Organizational leadership can be a challenging task. It requires one to have the knowledge, and proper skillset to ensure that all parts of an organization are working in perfect harmony. This means it is up to a leader to motivate both their team members and themselves, set clear expectations and lead by example, as well as communicate openly with stakeholders. From time to time, leaders face unexpected challenges – both in the short-term and long-term that can come from within or outside of their organization. In this blog post, we’ll discuss some of the most common challenges faced by organizational leaders, along with effective strategies for overcoming them.
One challenge leaders often face is insufficient resources. Many times, organizations lack the necessary resources to properly achieve its goals and objectives, including funding limitations and organizational structure issues. In this situation, it’s important for a leader to take stock of what they do have available – ensuring they’re using existing resources wisely while also coming up with ways to stretch the budget further if needed (e.g., seeking donations or grants). Alongside this, it’s important to focus on how you can make the most out of personnel – creating teams based on employees’ skill sets and leveraging their strengths accordingly with activities such as team building days or providing additional training opportunities whenever possible.
A second challenge faced by many organizational leaders is bureaucracy – both internally within their own organization and externally from external stakeholder organizations (e.g., governments). Bureaucracy hinders progress; thus it’s important for a leader not just accept but actively work around bureaucracy when necessary – delegating tasks so that bureaucratic policies don’t slow down progression down but instead look for creative solutions that involve cooperation from all parties involved (internal/external stakeholders) where available in order too appropriately move ahead with initiatives quickly and efficiently
Internal politics often present another unique challenge for organizational leaders due to its reliance of personalities rather than facts or data when making decisions/developing negotiations.
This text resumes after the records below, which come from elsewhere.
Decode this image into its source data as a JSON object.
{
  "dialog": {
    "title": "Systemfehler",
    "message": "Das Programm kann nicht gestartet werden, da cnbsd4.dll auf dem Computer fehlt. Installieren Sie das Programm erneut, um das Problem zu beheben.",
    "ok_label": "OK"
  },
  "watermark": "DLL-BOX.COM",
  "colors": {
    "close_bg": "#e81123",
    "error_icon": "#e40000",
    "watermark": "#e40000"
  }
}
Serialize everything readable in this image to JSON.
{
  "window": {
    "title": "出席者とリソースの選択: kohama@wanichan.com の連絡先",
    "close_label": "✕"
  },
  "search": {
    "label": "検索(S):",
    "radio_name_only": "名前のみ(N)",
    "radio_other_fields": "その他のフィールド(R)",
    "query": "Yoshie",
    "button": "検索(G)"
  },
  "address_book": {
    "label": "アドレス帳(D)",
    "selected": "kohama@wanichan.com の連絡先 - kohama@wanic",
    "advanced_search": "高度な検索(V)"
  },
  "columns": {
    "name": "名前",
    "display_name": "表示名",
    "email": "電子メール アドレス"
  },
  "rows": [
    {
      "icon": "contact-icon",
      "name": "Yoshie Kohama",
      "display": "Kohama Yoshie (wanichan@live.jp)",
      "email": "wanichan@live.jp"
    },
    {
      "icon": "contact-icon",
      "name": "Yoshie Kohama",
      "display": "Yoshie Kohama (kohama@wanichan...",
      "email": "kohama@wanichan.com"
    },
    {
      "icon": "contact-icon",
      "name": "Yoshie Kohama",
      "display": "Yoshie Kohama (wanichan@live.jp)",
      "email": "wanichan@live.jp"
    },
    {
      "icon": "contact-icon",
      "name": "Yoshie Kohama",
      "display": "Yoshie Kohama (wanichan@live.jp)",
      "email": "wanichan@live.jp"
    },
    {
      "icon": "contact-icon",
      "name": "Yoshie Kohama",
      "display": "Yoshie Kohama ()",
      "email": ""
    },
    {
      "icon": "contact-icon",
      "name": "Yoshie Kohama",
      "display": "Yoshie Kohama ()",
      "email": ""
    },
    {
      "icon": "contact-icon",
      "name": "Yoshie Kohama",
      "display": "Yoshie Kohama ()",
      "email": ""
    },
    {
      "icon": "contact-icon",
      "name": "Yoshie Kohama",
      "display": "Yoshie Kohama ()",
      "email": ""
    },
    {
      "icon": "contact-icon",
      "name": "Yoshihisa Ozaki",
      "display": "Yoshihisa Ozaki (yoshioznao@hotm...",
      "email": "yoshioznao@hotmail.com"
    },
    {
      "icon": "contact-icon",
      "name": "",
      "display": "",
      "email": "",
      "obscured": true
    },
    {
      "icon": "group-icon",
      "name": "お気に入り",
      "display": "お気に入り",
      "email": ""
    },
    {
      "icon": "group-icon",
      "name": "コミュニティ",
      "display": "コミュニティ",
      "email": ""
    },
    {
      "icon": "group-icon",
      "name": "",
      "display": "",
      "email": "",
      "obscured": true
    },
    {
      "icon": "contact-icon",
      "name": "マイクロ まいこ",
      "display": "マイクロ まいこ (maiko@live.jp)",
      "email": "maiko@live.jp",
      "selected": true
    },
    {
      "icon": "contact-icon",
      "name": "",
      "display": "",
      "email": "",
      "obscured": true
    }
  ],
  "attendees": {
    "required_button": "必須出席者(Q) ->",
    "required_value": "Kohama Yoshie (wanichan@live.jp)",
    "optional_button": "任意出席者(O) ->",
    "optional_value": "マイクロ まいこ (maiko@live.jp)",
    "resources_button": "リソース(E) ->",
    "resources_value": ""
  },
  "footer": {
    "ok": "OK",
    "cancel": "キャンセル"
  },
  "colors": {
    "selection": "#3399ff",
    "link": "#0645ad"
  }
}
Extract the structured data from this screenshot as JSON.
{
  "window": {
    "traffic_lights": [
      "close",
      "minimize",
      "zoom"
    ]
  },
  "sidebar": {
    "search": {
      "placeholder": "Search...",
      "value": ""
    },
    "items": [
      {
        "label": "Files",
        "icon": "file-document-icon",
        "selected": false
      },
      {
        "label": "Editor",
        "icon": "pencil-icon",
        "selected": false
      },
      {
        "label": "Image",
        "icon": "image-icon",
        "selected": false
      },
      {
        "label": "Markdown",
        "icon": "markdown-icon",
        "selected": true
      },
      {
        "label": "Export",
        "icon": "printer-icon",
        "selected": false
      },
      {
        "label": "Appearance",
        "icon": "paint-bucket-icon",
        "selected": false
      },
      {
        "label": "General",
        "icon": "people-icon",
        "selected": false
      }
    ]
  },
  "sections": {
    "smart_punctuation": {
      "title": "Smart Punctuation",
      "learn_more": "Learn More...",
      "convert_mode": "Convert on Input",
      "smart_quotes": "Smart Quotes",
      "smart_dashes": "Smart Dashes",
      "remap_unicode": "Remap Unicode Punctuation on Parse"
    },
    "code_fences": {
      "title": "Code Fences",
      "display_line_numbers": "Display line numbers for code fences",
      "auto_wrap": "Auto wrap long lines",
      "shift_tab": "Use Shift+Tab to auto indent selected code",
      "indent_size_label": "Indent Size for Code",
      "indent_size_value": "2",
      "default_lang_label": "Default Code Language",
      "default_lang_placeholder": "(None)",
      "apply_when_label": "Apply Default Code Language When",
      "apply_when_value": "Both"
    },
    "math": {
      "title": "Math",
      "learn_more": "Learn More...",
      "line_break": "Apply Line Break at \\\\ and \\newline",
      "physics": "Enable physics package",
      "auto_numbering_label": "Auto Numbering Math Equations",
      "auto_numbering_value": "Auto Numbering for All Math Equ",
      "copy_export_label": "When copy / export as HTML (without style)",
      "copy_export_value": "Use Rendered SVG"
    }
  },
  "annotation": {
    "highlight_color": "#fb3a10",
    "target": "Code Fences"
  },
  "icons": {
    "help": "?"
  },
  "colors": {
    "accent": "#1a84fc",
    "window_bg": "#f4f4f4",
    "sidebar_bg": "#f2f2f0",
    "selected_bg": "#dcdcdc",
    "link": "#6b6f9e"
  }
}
It’s up to a leader here not just address any negative tensions that exist between departments/team members but foster an environment conducive toward cooperation between them (e.g., open communication) while encouraging positive relationships when appropriate (e.g., provide recognition rewards/giveaways). Finally ,it’s also important for leaders here acknowledge any biases/views at play among various groups in order prevent any substantiated harm from occurring – mapping out potential conflicts beforehand so appropriate measures may be taken if necessary
Lastly , one often overlooked issue facing today’s organizational leaders is employee burnout – especially amongst highly engaged workers who “give their all” during projects & initiatives Organizational leaders must therefore recognize warning signs early on before individuals experience fatigue & establish protocols in place which adequately addresses these situations should they arise (e.g relax deadlines / introduce psychological care days designed specifically aimed towards alleviating pressure ). Additionally , empowering other departments within an organization helps ease workloads by having them collaboratively contribute towards projects without necessarily reaching burnout themselves
To conclude ,organizational leadership comes with difficulties but luckily there are plenty of solutions available which enable employees during difficult periods . Leaders must remain open minded & willing understanding varying perspectives whilst being fair when making decisions so people feel supported throughout entire process . By doing so organizations will thrive & continue running efficiently over long period time .